• **What to do**
Scan the records for "true" and copy each line that contains it.

┌──

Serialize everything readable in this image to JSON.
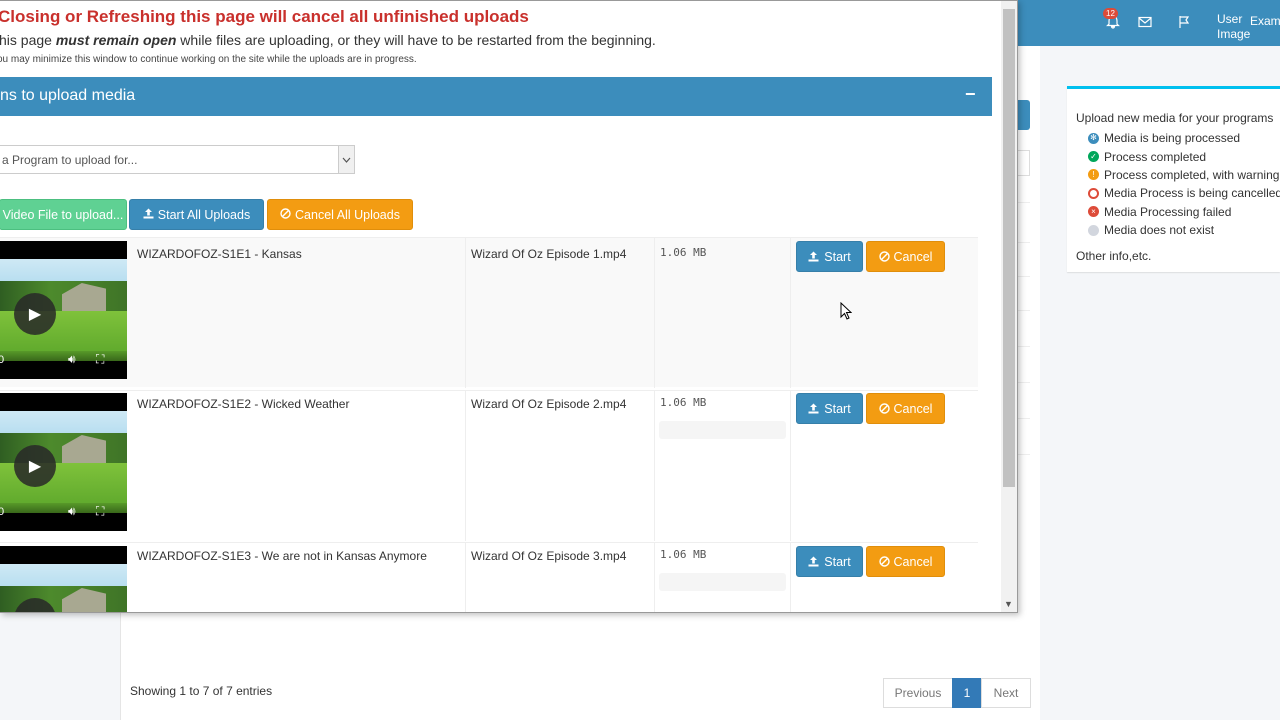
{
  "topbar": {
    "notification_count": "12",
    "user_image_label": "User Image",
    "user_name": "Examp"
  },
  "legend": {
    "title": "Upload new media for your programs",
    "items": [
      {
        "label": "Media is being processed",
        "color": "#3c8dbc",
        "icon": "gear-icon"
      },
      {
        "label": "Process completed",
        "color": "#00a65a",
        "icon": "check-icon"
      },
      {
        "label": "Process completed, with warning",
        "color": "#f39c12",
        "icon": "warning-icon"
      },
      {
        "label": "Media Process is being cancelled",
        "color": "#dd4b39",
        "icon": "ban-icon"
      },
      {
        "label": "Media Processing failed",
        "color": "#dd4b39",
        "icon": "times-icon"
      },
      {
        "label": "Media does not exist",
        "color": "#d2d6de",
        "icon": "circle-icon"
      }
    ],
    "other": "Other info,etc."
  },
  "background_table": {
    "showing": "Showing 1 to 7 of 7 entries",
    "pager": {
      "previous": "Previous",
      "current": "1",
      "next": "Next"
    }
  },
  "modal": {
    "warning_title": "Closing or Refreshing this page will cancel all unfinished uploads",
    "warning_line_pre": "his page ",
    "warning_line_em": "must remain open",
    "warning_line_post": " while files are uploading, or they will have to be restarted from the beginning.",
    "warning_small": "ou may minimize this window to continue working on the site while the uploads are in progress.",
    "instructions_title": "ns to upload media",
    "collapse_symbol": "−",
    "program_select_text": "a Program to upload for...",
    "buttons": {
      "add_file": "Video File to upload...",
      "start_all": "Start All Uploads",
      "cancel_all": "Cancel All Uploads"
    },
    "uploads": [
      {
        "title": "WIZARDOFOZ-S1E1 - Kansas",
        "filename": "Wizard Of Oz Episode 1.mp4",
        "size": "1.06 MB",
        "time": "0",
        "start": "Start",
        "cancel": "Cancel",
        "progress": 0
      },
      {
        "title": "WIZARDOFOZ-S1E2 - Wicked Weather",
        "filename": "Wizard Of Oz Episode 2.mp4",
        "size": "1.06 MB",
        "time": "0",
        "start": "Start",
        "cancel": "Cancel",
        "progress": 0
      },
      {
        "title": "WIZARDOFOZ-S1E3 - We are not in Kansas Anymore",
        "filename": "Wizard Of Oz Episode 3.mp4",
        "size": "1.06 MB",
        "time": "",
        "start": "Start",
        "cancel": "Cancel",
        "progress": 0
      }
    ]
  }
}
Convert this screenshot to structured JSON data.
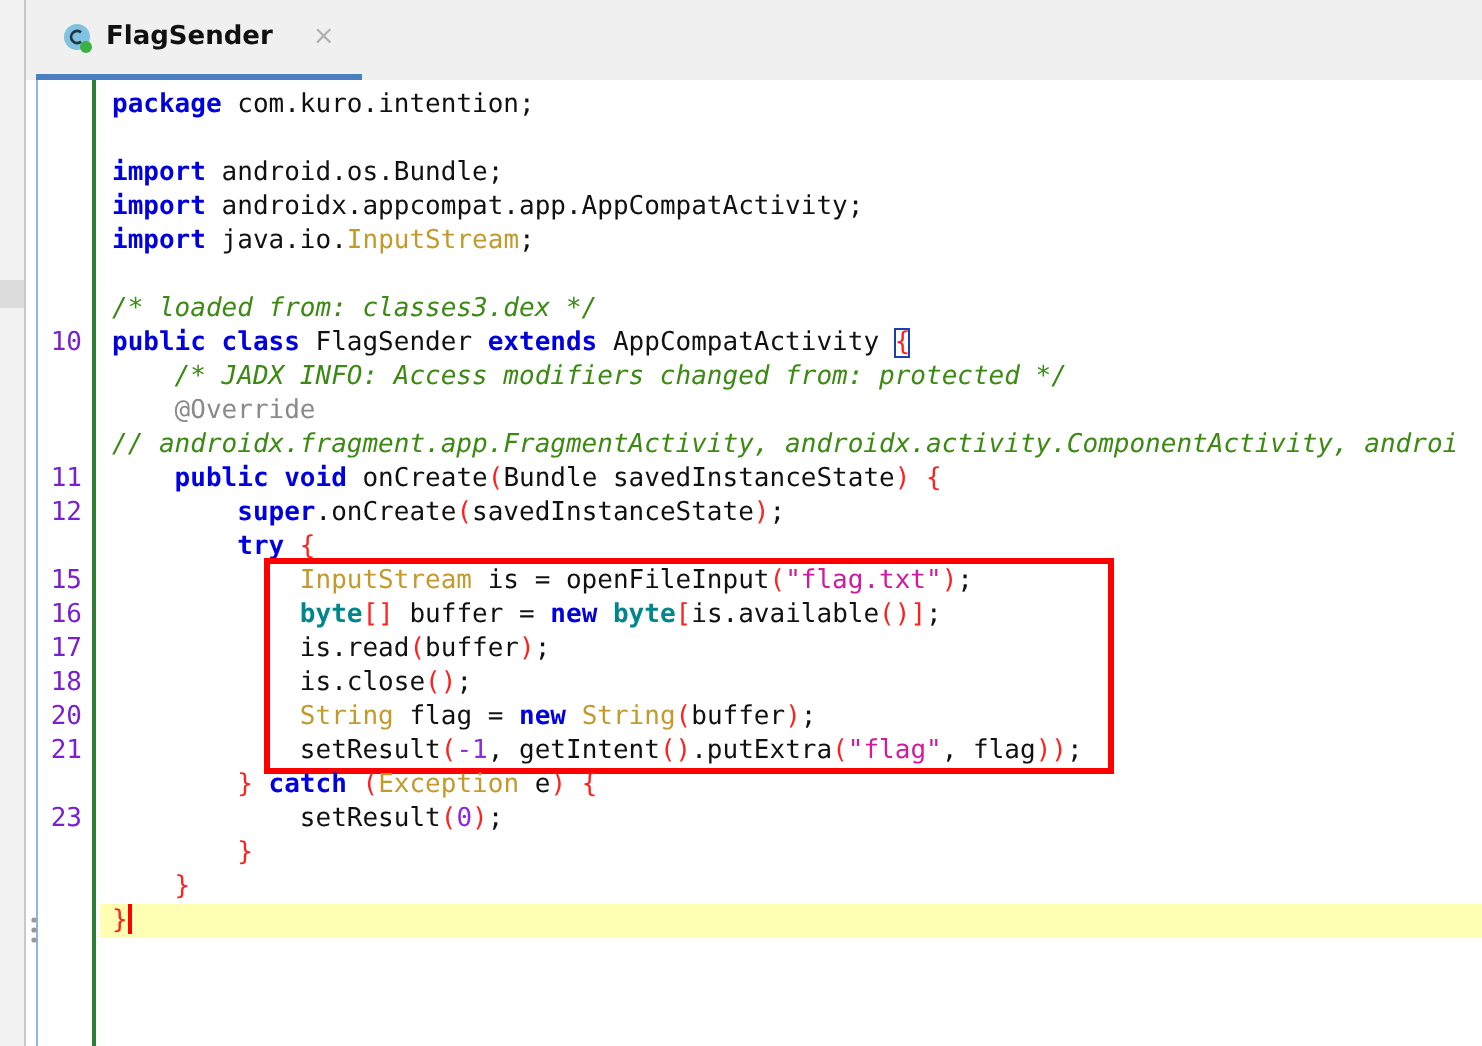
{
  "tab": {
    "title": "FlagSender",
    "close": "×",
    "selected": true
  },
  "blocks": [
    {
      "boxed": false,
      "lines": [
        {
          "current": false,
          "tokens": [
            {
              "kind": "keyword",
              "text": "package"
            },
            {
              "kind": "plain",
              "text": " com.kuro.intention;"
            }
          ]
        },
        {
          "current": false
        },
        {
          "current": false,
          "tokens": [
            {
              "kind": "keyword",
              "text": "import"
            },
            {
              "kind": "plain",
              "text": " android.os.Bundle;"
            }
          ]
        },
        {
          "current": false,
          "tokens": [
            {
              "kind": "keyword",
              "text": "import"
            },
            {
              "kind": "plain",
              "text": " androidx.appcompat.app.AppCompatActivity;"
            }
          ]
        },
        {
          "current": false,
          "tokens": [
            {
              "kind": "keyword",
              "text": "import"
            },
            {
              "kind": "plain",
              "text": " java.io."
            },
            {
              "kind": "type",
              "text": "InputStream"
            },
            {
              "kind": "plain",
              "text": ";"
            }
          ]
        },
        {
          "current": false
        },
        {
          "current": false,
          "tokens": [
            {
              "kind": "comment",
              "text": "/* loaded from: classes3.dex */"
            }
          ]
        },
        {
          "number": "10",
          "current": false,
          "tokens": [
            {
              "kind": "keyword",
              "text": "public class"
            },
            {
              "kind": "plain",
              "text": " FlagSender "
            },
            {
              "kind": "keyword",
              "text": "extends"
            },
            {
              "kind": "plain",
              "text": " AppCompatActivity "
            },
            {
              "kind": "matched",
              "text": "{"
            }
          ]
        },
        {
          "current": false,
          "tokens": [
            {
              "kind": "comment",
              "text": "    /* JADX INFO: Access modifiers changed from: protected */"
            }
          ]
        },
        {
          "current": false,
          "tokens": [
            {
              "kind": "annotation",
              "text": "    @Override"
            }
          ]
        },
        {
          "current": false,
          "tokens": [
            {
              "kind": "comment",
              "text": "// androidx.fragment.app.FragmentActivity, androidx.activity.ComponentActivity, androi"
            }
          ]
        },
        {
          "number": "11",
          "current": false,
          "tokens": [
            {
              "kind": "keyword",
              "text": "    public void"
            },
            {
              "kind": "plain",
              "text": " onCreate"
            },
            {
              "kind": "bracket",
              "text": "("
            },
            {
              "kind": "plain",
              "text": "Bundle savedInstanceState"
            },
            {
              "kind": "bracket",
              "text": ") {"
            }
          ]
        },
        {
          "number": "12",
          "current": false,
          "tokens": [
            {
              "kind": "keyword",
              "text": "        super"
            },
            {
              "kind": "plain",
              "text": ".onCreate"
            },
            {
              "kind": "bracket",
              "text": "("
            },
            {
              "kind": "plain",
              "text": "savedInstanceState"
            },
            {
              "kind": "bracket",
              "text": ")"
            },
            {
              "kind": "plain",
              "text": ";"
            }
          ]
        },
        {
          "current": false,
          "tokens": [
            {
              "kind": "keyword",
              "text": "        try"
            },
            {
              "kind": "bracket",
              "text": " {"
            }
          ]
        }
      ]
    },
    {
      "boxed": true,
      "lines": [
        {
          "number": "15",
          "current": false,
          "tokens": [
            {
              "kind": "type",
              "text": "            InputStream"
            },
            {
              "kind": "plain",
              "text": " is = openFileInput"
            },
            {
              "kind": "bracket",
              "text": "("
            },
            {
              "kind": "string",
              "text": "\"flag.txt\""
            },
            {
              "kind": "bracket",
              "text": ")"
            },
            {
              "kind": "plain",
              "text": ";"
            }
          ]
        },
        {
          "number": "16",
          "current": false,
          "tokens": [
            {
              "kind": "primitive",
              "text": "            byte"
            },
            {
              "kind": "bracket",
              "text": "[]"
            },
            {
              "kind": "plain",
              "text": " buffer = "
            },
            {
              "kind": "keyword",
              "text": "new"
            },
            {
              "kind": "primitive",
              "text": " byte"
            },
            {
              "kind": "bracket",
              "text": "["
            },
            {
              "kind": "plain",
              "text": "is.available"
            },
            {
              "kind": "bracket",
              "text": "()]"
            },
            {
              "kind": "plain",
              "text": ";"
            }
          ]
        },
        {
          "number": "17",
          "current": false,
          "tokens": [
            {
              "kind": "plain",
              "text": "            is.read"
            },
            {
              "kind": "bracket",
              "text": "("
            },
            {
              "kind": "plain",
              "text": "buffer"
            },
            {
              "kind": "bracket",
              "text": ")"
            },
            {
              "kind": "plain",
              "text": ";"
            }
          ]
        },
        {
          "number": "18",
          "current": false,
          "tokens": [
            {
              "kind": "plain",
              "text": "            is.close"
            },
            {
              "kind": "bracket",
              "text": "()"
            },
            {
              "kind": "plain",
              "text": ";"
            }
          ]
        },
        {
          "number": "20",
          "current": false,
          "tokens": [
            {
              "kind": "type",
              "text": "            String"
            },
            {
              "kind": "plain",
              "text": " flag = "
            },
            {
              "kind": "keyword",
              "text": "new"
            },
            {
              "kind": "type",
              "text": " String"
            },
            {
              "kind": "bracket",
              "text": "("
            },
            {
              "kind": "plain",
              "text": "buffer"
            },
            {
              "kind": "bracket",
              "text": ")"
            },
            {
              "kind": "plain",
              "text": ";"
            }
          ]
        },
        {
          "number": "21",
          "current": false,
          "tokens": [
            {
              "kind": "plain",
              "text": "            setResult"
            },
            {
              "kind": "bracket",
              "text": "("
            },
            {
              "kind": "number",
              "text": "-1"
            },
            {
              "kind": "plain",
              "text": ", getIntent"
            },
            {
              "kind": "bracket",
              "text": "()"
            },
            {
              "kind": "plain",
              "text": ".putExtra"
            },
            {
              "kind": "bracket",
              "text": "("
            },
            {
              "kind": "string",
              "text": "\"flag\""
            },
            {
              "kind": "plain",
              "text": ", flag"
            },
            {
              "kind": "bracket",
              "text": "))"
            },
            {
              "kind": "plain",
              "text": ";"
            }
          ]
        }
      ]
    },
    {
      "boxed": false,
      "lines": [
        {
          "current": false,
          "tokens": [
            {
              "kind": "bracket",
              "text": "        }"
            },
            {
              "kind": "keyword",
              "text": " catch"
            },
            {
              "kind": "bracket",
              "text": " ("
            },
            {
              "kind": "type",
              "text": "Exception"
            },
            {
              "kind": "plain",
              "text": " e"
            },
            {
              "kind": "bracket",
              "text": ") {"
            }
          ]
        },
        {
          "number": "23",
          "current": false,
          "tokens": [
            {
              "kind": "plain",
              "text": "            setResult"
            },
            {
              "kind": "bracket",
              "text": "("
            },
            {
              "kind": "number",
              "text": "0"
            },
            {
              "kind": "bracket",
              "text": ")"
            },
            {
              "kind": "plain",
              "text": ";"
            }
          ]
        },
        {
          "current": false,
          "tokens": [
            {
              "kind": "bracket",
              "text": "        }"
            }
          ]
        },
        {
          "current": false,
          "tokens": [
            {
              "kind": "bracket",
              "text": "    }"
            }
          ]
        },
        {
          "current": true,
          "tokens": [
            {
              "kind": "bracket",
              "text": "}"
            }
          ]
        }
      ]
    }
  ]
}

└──

• **Exercise response**
    "selected": true
      "boxed": true,
          "current": true,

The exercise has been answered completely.